Using delivery system shows promising signs on biobased therapy. However, there's a huge challenge for incorporating all the bioactive factors into one single carrier, leading to unsatisfied efficiency for present antigen/drug delivery system (A/DDS). To break this bottleneck, we uncover the cellular response that induced by graphene oxide (GO) and establish specific A/DDS based on this two dimensional material. On one hand, the flat micro GO exhibit unique properties, including extraordinarily high level of antigen adsorption, intracellular folding effect, and autophagy induction. Such a “One but All” vaccine delivery system induces high level of anti-tumor responses in a programmable way and finally results in the in vivo tumor regression. On the other hand, we evidence sandwiched graphene-cell membrane superstructures in different cells and reveal the transport of GO varies from Brownian to Lévy and even directional dynamics. In terms of above unique advantages, the applicability of sandwiched GOs in enhanced efficiency of membrane-specific drug delivery is thus demonstrated.

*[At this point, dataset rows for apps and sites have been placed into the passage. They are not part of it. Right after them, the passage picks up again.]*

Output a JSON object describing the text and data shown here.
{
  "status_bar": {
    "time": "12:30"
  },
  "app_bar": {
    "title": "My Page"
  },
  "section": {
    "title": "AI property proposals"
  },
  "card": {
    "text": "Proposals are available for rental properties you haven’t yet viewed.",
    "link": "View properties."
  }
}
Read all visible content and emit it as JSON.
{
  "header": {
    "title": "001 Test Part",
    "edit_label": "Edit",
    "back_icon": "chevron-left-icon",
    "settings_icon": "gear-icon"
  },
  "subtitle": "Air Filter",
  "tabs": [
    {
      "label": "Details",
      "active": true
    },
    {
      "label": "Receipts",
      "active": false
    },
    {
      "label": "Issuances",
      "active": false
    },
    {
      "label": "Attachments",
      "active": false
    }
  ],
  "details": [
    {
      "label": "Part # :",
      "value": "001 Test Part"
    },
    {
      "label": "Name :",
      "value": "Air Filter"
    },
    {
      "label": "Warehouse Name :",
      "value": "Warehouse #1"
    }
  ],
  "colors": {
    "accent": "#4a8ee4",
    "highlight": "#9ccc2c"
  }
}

Our findings inform approaches to program two-dimensional nanomaterials towards advantageous tumor vaccine delivery and intramembrane drug transport.
[1] Pengyu Chen#, Hua Yue#, Xiaobo Zhai, Zihan Huang, Guanghui Ma, Wei Wei, and Li-Tang Yan. Transport of graphene nanosheet sandwiched inside cell membranes. Sci Adv, 2019. Accepted (# Authors contributed equally)
[2] Hua Yue, Wei Wei, Zonglin Gu, Dezhi Ni, Nana Luo, Zaixing Yang, Lin Zhao, Jose-Antonio Garate, Ruhong Zhou, Zhiguo Su, Guanghui Ma. Exploration of graphene oxide as an intelligent platform for cancer vaccines. Nanoscale, 2015, 7, 19949-19957 (Back cover story)
[3] Hua Yue, Wei Wei, Zhanguo Yue, Bin Wang, Nana Luo, Yongjun Gao, Ding Ma, Guanghui Ma, Zhiguo Su. The role of the lateral dimension of graphene oxide in the regulation of cellular responses. Biomaterials, 2012, 33(16): 4013–4020